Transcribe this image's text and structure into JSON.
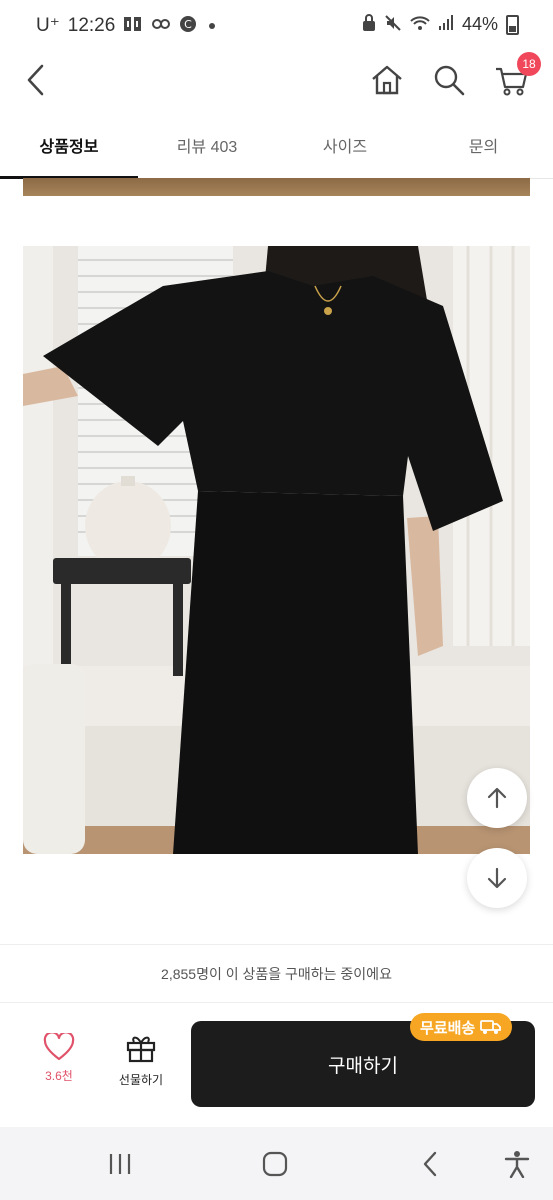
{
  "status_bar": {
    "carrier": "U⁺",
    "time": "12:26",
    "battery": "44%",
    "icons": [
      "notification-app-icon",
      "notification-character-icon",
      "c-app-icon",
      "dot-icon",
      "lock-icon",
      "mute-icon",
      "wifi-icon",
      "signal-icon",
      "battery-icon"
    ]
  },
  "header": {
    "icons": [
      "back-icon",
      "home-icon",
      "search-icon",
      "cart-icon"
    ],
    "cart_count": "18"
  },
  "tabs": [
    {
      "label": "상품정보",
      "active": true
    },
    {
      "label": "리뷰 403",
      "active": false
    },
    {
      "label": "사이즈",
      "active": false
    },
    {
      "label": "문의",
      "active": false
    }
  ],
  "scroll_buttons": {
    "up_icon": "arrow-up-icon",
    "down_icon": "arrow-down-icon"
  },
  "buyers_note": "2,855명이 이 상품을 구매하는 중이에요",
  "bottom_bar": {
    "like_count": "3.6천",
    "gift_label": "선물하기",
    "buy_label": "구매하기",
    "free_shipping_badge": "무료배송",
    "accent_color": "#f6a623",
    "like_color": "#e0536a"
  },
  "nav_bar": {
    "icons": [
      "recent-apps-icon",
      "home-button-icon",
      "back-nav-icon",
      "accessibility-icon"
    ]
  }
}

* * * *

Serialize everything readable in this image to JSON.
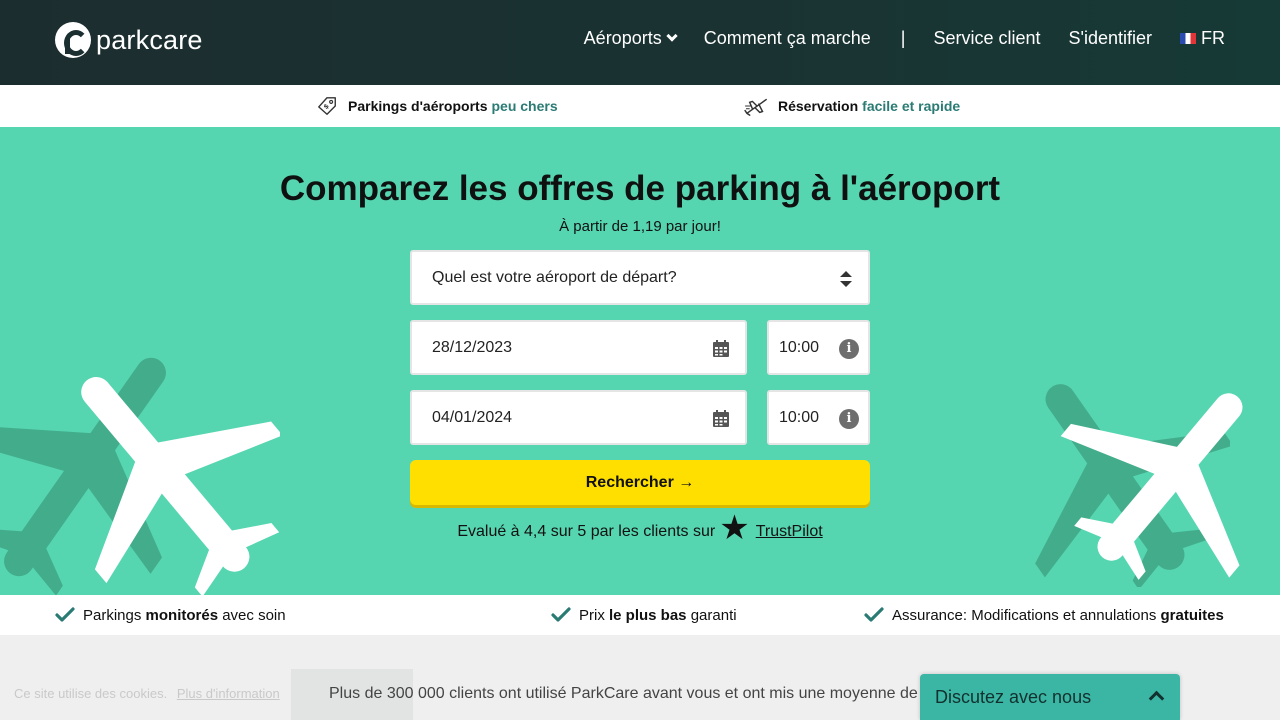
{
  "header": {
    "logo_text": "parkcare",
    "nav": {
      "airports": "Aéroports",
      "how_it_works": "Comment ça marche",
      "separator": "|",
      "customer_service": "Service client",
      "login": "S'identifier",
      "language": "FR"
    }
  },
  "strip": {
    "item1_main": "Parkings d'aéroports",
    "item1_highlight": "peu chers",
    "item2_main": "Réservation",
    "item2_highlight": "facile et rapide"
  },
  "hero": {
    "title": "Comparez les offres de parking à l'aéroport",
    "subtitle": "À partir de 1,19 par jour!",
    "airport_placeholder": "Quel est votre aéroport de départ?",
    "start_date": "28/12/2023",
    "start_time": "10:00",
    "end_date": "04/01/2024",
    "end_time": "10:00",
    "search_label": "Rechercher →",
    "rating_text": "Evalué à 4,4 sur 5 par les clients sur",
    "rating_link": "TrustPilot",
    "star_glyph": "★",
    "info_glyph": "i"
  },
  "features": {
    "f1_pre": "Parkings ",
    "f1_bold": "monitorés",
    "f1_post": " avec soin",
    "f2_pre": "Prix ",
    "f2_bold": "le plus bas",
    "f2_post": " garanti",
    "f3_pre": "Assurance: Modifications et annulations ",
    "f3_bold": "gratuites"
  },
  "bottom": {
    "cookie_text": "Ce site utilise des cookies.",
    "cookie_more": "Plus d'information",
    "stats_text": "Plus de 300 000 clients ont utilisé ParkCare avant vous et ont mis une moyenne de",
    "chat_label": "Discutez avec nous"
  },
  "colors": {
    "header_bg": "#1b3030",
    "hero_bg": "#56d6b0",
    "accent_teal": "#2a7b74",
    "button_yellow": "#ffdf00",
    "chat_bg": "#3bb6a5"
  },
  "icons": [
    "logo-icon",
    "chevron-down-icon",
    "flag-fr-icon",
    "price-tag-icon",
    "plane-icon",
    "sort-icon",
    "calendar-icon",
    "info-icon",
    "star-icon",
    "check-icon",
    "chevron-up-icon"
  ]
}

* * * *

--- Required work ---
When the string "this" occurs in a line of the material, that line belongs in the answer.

--- Reply to the exercise ---
Transcribe this image's text and structure into JSON.
Serialize everything readable in this image to JSON.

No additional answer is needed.